RECORDS FOR PROCESSING:

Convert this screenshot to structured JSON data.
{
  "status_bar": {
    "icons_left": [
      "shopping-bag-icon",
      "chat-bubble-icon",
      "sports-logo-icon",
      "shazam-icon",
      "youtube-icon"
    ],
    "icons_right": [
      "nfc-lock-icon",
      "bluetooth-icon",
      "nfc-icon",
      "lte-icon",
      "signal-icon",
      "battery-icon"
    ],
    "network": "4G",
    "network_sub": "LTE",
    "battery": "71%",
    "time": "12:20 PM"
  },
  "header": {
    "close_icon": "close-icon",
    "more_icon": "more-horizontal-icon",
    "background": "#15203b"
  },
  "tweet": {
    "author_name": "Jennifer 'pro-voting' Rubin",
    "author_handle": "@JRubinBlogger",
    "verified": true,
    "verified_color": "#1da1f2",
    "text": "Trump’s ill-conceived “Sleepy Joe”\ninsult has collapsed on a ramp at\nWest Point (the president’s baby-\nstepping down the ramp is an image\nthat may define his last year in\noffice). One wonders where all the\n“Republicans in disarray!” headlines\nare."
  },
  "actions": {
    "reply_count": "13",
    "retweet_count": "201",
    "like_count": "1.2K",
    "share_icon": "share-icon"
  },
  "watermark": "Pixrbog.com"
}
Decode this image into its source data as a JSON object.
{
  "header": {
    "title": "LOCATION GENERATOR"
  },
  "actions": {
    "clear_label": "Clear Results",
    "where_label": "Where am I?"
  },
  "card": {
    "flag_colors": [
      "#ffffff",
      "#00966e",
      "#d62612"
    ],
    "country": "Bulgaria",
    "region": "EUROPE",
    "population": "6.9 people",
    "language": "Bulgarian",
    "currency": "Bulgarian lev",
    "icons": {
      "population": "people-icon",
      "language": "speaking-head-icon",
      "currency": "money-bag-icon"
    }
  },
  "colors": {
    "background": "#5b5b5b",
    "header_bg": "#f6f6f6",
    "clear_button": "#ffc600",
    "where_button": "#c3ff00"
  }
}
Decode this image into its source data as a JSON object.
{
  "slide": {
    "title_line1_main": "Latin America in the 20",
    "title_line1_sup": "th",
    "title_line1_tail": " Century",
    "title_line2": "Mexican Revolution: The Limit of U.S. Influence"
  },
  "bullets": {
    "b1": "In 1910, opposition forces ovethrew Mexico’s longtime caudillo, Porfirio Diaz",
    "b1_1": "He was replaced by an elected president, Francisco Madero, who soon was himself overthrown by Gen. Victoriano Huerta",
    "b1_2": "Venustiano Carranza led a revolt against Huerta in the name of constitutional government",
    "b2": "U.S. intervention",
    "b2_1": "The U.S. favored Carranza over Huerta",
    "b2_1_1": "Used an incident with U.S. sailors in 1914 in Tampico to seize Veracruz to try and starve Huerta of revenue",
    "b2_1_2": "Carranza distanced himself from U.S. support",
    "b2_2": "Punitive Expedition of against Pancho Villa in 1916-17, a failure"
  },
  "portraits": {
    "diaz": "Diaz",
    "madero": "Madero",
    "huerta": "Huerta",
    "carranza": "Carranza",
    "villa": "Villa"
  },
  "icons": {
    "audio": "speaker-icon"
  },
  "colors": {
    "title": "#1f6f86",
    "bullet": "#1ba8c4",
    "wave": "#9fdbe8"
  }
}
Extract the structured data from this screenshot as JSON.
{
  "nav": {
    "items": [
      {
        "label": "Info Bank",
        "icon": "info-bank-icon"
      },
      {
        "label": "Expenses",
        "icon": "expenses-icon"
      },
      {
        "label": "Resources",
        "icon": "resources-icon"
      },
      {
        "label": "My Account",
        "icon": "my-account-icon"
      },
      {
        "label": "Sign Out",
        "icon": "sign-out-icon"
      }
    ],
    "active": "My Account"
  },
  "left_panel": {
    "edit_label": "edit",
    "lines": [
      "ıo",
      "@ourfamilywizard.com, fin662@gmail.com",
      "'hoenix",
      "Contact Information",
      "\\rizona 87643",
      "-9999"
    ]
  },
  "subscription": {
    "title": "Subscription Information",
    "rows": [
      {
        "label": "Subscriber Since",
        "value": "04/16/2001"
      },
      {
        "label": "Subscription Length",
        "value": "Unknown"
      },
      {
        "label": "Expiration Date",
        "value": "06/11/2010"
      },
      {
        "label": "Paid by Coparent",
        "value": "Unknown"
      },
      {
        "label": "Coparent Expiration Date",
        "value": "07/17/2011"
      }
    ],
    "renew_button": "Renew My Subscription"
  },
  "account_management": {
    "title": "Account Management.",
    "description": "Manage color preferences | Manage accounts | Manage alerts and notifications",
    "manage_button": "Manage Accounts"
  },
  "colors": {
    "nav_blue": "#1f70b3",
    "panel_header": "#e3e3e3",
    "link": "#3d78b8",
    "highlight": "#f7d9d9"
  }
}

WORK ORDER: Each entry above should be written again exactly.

RESULT FOR THIS TASK:
Convert this screenshot to structured JSON data.
{
  "status_bar": {
    "icons_left": [
      "shopping-bag-icon",
      "chat-bubble-icon",
      "sports-logo-icon",
      "shazam-icon",
      "youtube-icon"
    ],
    "icons_right": [
      "nfc-lock-icon",
      "bluetooth-icon",
      "nfc-icon",
      "lte-icon",
      "signal-icon",
      "battery-icon"
    ],
    "network": "4G",
    "network_sub": "LTE",
    "battery": "71%",
    "time": "12:20 PM"
  },
  "header": {
    "close_icon": "close-icon",
    "more_icon": "more-horizontal-icon",
    "background": "#15203b"
  },
  "tweet": {
    "author_name": "Jennifer 'pro-voting' Rubin",
    "author_handle": "@JRubinBlogger",
    "verified": true,
    "verified_color": "#1da1f2",
    "text": "Trump’s ill-conceived “Sleepy Joe”\ninsult has collapsed on a ramp at\nWest Point (the president’s baby-\nstepping down the ramp is an image\nthat may define his last year in\noffice). One wonders where all the\n“Republicans in disarray!” headlines\nare."
  },
  "actions": {
    "reply_count": "13",
    "retweet_count": "201",
    "like_count": "1.2K",
    "share_icon": "share-icon"
  },
  "watermark": "Pixrbog.com"
}
Decode this image into its source data as a JSON object.
{
  "header": {
    "title": "LOCATION GENERATOR"
  },
  "actions": {
    "clear_label": "Clear Results",
    "where_label": "Where am I?"
  },
  "card": {
    "flag_colors": [
      "#ffffff",
      "#00966e",
      "#d62612"
    ],
    "country": "Bulgaria",
    "region": "EUROPE",
    "population": "6.9 people",
    "language": "Bulgarian",
    "currency": "Bulgarian lev",
    "icons": {
      "population": "people-icon",
      "language": "speaking-head-icon",
      "currency": "money-bag-icon"
    }
  },
  "colors": {
    "background": "#5b5b5b",
    "header_bg": "#f6f6f6",
    "clear_button": "#ffc600",
    "where_button": "#c3ff00"
  }
}
Decode this image into its source data as a JSON object.
{
  "slide": {
    "title_line1_main": "Latin America in the 20",
    "title_line1_sup": "th",
    "title_line1_tail": " Century",
    "title_line2": "Mexican Revolution: The Limit of U.S. Influence"
  },
  "bullets": {
    "b1": "In 1910, opposition forces ovethrew Mexico’s longtime caudillo, Porfirio Diaz",
    "b1_1": "He was replaced by an elected president, Francisco Madero, who soon was himself overthrown by Gen. Victoriano Huerta",
    "b1_2": "Venustiano Carranza led a revolt against Huerta in the name of constitutional government",
    "b2": "U.S. intervention",
    "b2_1": "The U.S. favored Carranza over Huerta",
    "b2_1_1": "Used an incident with U.S. sailors in 1914 in Tampico to seize Veracruz to try and starve Huerta of revenue",
    "b2_1_2": "Carranza distanced himself from U.S. support",
    "b2_2": "Punitive Expedition of against Pancho Villa in 1916-17, a failure"
  },
  "portraits": {
    "diaz": "Diaz",
    "madero": "Madero",
    "huerta": "Huerta",
    "carranza": "Carranza",
    "villa": "Villa"
  },
  "icons": {
    "audio": "speaker-icon"
  },
  "colors": {
    "title": "#1f6f86",
    "bullet": "#1ba8c4",
    "wave": "#9fdbe8"
  }
}
Extract the structured data from this screenshot as JSON.
{
  "nav": {
    "items": [
      {
        "label": "Info Bank",
        "icon": "info-bank-icon"
      },
      {
        "label": "Expenses",
        "icon": "expenses-icon"
      },
      {
        "label": "Resources",
        "icon": "resources-icon"
      },
      {
        "label": "My Account",
        "icon": "my-account-icon"
      },
      {
        "label": "Sign Out",
        "icon": "sign-out-icon"
      }
    ],
    "active": "My Account"
  },
  "left_panel": {
    "edit_label": "edit",
    "lines": [
      "ıo",
      "@ourfamilywizard.com, fin662@gmail.com",
      "'hoenix",
      "Contact Information",
      "\\rizona 87643",
      "-9999"
    ]
  },
  "subscription": {
    "title": "Subscription Information",
    "rows": [
      {
        "label": "Subscriber Since",
        "value": "04/16/2001"
      },
      {
        "label": "Subscription Length",
        "value": "Unknown"
      },
      {
        "label": "Expiration Date",
        "value": "06/11/2010"
      },
      {
        "label": "Paid by Coparent",
        "value": "Unknown"
      },
      {
        "label": "Coparent Expiration Date",
        "value": "07/17/2011"
      }
    ],
    "renew_button": "Renew My Subscription"
  },
  "account_management": {
    "title": "Account Management.",
    "description": "Manage color preferences | Manage accounts | Manage alerts and notifications",
    "manage_button": "Manage Accounts"
  },
  "colors": {
    "nav_blue": "#1f70b3",
    "panel_header": "#e3e3e3",
    "link": "#3d78b8",
    "highlight": "#f7d9d9"
  }
}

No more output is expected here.